Herbalife, the Los Angeles-based nutritional products company, made a boisterous show of force at the state Capitol on Wednesday, swarming the halls with neon green-shirted supporters, conducting calisthenics on the outside steps and offering product samples near the basement cafeteria.
"We're bringing our personal stories, experience, passion with Herbalife to the Capitol," said Leila Jelloule, an Herbalife distributor from Culver City. "We're putting a face to the name."
But there was no bill that prompted the full-court press. Rather, the company was urging lawmakers to stay out of a years-long Wall Street brawl that has increasingly played out in California's political scene.
The fight pits the company -- which sells supplements, protein shakes and personal care products -- against hedge fund manager Bill Ackman, an activist investor who bet more than $1 billion on Wall Street that the company's value would tumble.
Herbalife is a multilevel marketing company, in which distributors earn a profit from their own sales as well as a commission for the sales made by those they've recruited to the business.
Ackman has accused the company of being a pyramid scheme. The Federal Trade Commission launched an investigation last year into the company, and several state attorneys general have opened inquiries as well.
FOR THE RECORD
1:15 p.m., Feb. 19: An earlier version of this post incorrectly said the FTC launched an investigation into Herbalife this year. The investigation was launched last year.
Now, Herbalife critics want California Atty. Gen. Kamala D. Harris to start an investigation of her own -- and have been urging lawmakers to put pressure on her to do so. Herbalife's backers want to keep Harris -- and the Legislature -- out of the fray.
The saga's ripple effects extend to the 2016 U.S. Senate race, for which Harris is mounting an aggressive campaign. Antonio Villaraigosa, former Los Angeles mayor and a potential challenger to Harris, is an advisor to Herbalife.
The two sides have each brought on lobbying heavyweights. KP Public Affairs, which racked up the most billings among California lobbying firms in 2014, is representing Herbalife, and Ackman's fund Pershing Square Capital Management hired Mercury Public Affairs.
Herbalife's supporters stuck mostly to the soft sell Wednesday, touting the benefits of the company and its product.
"The best weapon that any company has is its membership talking directly to folks," said Pedro Carrillo, an Herbalife consultant from Boyle Heights.
Glennis Seldon, a coach and competitive runner from Long Beach, spent much of her time with a staffer for Senate President Pro Tem Kevin de León (D-Los Angeles), describing how she incorporated the products into her training regimen.
Anti-Herbalife forces made their own push Wednesday, distributing "Stop Herbalife!" fliers urging lawmakers to call Harris and request an investigation into Herbalife's business practices. The packet included questions for Herbalife's distributors and lobbyists; one suggested query asked why Herbalife would oppose an investigation "if there is nothing to hide?"

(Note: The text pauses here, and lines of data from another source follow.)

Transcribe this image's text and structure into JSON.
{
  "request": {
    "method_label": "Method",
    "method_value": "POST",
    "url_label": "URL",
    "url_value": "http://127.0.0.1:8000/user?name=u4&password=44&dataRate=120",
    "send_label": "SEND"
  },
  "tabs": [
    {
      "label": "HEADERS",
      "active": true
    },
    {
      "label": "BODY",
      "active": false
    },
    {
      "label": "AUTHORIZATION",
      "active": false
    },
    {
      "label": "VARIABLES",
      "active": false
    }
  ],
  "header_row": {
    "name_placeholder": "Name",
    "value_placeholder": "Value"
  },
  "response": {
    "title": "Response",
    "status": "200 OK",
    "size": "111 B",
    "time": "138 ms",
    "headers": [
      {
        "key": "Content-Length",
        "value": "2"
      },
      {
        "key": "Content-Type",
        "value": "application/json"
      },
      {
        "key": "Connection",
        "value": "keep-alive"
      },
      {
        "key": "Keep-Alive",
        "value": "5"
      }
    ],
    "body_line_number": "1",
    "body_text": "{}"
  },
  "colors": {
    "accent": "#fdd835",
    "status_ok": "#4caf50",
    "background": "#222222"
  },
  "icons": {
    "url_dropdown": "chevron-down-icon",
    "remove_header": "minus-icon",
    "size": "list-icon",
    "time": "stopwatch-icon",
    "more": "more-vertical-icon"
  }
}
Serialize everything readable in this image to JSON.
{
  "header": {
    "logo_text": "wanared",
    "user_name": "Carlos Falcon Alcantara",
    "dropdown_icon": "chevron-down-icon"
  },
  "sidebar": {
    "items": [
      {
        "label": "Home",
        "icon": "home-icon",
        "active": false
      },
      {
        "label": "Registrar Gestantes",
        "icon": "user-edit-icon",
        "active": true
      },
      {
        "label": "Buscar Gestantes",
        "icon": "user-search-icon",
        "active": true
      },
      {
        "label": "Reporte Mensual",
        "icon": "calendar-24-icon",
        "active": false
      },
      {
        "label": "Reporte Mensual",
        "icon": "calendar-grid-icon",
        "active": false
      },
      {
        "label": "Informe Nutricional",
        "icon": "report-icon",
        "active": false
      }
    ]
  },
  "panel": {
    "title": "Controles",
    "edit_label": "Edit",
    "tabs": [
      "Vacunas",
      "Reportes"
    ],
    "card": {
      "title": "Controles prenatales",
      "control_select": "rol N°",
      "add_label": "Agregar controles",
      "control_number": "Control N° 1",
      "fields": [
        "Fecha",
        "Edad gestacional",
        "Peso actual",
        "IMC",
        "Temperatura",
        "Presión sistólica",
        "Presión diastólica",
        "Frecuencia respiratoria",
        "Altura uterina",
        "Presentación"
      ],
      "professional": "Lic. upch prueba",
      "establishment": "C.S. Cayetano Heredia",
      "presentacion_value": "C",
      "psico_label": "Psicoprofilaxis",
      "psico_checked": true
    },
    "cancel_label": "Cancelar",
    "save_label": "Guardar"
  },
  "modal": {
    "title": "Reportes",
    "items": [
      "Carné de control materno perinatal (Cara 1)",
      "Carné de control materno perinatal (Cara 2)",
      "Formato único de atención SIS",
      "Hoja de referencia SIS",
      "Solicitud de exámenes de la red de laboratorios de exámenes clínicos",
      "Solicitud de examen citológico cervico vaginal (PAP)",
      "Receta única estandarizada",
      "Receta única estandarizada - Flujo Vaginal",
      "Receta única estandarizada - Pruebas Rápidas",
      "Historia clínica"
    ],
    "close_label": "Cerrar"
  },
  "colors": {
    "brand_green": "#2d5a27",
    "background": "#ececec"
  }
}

Brent Wilkes, executive director of the League of United Latin American Citizens, said Herbalife "does not shy away from trying to get influence" with elected officials, especially as its business practices face scrutiny.
His group has been critical of the company, arguing it takes advantage of its largely Latino distributors. Wilkes, who said his group was not involved in distributing the anti-Herbalife materials in the Capitol on Wednesday, said Ackman's campaign against Herbalife has turned up the pressure on the company.
"It may end up being that Bill Ackman is the guy that helps us rein in these companies that were beating up on our communities for a long time," Wilkes said.